**Exercise details**
Below are some records. Pull every line that contains the word "source".

**Record excerpts**
■ ■ ■
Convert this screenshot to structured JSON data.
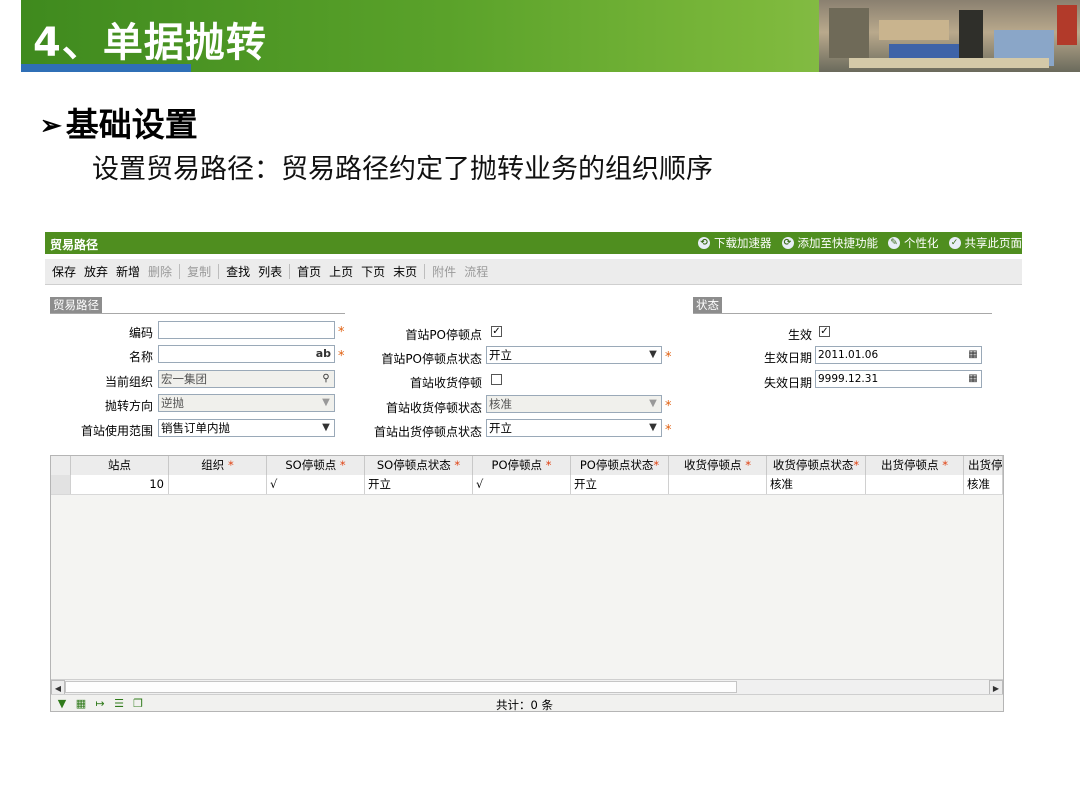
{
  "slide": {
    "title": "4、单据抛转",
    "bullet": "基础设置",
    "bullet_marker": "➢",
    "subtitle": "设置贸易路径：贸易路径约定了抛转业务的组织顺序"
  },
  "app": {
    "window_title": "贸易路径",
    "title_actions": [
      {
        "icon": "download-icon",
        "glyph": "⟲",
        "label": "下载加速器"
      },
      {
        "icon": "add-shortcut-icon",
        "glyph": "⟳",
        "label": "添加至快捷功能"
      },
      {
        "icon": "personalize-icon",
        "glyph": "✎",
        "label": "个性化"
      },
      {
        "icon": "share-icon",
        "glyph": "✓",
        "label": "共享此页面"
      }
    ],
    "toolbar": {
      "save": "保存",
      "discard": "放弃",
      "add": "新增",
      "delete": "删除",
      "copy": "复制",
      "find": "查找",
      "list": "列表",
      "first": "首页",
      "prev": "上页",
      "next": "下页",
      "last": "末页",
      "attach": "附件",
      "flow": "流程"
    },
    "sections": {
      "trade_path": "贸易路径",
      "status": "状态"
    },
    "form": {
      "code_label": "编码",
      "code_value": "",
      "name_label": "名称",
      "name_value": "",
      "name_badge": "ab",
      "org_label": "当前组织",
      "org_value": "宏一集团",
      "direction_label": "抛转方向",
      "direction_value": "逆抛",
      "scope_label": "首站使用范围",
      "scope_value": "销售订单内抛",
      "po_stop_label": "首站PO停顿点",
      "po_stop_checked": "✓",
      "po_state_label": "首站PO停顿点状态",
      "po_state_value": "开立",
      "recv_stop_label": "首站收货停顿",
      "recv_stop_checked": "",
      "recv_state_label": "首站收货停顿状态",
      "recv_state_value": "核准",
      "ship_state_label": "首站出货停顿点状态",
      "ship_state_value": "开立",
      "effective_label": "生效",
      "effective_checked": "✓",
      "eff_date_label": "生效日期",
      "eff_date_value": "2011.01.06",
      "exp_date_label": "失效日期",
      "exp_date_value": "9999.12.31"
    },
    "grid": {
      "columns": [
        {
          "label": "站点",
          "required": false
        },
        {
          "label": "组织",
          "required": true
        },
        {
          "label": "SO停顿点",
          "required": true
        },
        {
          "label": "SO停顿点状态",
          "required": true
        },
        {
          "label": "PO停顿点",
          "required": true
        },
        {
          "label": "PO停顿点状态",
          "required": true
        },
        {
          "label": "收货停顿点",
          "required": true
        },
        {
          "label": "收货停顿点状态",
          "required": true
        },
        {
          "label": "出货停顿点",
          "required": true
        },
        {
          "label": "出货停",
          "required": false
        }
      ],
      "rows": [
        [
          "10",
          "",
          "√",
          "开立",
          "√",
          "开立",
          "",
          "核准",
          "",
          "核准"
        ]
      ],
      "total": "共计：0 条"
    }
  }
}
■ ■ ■
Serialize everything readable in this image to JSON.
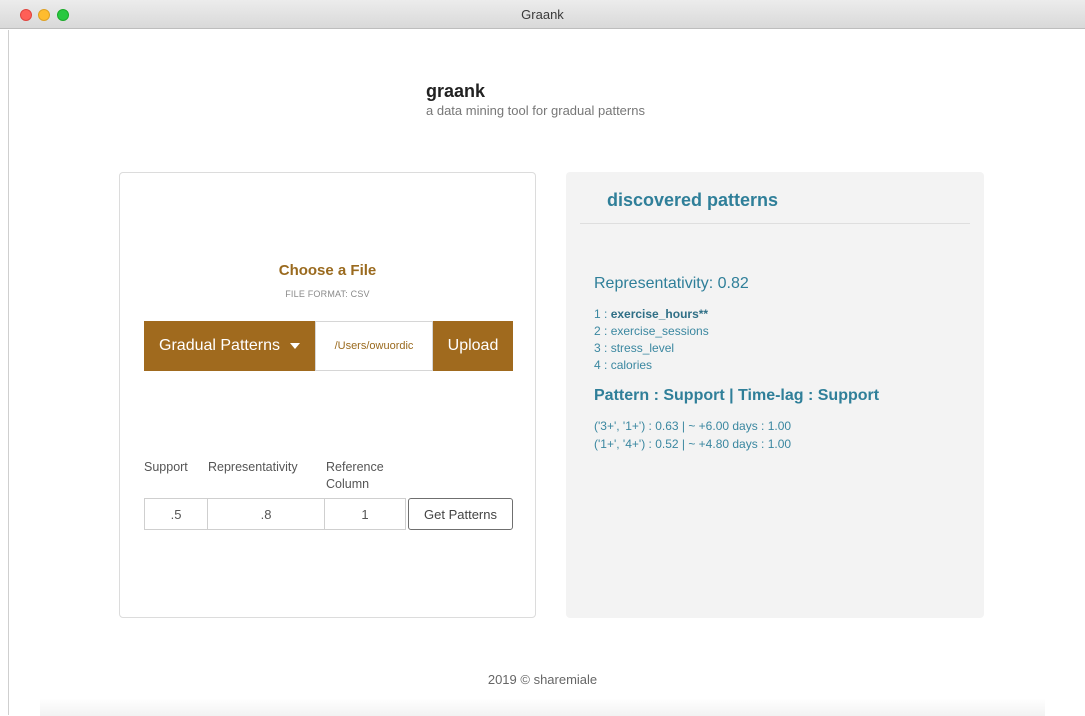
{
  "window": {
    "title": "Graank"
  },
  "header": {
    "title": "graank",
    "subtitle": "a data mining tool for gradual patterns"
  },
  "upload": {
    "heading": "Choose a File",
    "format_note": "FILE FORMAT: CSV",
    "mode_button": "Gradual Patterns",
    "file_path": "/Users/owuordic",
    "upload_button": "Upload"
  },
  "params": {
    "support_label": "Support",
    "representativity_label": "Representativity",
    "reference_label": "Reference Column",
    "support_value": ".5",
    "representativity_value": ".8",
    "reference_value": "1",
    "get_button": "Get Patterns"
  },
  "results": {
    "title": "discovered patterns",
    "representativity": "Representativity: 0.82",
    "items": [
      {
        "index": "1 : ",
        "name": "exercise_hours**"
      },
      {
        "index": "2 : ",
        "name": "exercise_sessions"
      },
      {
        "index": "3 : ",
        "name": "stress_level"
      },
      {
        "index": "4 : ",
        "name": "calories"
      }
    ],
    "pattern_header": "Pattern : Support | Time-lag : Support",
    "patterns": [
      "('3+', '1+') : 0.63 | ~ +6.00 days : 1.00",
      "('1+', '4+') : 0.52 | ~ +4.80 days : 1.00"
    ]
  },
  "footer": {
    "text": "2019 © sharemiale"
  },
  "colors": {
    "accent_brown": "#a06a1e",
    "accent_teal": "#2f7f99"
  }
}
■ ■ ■
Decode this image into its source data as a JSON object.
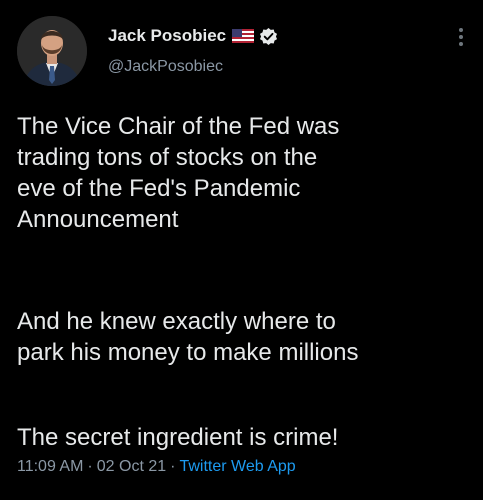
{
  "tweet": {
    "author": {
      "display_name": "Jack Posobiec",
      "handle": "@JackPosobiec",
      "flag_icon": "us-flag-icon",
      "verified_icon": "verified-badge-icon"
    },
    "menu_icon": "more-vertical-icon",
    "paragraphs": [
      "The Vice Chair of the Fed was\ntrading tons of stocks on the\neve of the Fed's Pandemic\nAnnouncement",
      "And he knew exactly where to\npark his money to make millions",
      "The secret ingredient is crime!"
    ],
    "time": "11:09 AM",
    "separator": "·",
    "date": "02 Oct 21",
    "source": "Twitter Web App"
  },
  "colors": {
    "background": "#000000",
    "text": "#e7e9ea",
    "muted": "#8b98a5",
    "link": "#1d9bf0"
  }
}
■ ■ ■
**Answer space**
Decode this image into its source data as a JSON object.
    "source": "Twitter Web App"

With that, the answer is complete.